• [What to produce] Wherever the string "subtitle" appears in the records, return the line that holds it.

─── Study material

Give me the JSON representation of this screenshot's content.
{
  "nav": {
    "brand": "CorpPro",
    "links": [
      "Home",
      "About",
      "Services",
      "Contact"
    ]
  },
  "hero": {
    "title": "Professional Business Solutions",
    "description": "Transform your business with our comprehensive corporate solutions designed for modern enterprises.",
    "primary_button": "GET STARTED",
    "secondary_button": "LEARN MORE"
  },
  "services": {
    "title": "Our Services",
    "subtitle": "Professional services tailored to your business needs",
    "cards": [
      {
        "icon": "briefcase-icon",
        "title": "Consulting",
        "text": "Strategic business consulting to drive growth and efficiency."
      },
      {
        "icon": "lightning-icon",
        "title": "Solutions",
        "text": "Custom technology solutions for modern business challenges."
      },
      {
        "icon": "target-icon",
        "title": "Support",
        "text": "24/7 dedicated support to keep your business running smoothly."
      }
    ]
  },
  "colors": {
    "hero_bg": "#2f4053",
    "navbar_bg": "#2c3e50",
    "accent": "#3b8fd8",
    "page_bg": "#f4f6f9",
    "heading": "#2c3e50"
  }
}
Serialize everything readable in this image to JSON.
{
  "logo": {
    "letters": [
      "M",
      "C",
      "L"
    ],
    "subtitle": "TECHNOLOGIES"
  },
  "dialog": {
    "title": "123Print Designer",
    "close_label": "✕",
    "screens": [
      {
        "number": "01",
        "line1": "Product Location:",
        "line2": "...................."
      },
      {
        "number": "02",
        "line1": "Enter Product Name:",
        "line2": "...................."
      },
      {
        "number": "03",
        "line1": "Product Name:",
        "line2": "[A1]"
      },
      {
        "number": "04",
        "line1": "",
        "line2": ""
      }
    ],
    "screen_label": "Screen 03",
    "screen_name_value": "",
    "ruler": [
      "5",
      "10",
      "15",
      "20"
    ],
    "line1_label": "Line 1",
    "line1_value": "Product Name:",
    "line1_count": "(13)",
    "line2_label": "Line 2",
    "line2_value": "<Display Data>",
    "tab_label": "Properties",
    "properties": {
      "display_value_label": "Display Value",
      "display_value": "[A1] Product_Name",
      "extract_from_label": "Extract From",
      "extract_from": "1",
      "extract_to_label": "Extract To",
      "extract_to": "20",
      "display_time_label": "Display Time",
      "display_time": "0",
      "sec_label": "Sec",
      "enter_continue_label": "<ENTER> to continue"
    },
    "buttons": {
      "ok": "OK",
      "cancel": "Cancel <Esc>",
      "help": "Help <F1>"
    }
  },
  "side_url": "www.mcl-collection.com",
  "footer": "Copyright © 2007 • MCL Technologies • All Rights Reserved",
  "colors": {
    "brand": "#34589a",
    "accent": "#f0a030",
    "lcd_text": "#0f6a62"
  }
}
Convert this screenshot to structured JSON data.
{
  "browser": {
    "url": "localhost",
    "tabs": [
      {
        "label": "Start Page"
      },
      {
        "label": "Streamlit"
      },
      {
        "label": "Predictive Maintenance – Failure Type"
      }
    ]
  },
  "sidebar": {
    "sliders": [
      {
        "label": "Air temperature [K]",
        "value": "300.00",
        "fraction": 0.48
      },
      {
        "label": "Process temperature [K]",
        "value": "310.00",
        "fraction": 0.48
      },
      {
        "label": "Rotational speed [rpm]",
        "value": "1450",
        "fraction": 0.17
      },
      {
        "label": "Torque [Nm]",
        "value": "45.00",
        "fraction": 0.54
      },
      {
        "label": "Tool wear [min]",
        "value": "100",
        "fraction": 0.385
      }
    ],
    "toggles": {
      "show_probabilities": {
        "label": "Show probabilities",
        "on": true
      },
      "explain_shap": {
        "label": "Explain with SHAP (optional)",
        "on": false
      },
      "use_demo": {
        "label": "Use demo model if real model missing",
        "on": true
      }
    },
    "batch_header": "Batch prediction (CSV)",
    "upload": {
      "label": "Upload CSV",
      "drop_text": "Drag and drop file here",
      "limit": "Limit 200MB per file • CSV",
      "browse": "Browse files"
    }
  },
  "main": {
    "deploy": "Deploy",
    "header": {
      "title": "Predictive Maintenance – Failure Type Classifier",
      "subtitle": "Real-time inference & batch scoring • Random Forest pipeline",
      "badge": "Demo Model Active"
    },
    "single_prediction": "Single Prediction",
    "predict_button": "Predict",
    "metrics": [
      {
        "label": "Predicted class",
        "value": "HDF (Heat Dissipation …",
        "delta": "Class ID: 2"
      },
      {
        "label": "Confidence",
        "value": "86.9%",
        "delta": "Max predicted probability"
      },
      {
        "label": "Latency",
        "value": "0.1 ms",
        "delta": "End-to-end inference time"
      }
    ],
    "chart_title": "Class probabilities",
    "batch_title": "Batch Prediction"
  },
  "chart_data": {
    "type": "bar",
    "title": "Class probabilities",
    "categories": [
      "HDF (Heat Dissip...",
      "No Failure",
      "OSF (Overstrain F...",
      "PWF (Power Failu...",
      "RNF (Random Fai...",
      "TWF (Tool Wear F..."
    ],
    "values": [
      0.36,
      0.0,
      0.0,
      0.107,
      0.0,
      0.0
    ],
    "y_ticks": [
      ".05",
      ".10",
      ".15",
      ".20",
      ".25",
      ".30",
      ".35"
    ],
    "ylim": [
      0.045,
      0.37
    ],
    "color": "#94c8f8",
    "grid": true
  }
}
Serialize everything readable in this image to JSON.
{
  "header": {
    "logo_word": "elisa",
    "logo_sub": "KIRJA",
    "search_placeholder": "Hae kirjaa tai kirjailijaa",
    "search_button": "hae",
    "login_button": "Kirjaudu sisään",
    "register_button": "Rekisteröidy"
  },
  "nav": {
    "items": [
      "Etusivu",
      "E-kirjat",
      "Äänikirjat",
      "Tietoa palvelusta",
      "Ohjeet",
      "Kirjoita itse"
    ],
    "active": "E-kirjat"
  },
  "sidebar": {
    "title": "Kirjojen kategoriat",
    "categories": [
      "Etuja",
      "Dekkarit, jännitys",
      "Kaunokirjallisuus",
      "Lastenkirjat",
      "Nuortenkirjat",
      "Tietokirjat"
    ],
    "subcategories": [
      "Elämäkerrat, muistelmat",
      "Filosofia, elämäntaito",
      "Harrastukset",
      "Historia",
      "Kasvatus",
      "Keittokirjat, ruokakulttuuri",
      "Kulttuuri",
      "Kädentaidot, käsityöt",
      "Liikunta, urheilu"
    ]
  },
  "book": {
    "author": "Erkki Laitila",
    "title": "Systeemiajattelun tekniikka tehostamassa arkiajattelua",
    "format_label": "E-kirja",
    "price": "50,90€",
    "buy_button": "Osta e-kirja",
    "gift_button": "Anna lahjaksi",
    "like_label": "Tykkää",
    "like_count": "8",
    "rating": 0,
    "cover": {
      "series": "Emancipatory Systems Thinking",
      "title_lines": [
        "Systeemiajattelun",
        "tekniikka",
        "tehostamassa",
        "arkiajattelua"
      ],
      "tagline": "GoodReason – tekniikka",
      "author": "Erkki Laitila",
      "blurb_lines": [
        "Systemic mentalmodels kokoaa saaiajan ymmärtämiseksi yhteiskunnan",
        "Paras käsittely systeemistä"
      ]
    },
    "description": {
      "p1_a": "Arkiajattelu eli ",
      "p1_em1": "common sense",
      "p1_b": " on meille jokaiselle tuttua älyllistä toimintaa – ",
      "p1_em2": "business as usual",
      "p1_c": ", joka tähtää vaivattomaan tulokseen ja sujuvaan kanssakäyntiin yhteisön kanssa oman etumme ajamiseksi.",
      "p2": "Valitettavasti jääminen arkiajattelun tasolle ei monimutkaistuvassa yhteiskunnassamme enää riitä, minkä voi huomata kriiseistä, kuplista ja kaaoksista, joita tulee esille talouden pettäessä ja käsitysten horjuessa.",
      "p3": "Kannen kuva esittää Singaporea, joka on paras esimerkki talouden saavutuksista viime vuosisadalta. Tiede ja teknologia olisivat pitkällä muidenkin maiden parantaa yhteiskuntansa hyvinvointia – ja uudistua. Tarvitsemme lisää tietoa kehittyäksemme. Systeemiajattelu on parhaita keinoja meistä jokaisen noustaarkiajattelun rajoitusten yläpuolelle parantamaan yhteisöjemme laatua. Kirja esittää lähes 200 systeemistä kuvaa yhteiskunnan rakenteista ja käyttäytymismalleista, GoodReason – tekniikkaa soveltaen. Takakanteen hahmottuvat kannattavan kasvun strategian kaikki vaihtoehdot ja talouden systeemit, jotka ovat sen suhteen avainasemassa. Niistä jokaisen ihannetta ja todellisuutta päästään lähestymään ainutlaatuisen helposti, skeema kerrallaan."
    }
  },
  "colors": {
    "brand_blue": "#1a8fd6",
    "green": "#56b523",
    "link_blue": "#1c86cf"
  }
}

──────

• [Solution to the problem]
    "subtitle": "Professional services tailored to your business needs",
    "subtitle": "TECHNOLOGIES"
      "subtitle": "Real-time inference & batch scoring • Random Forest pipeline",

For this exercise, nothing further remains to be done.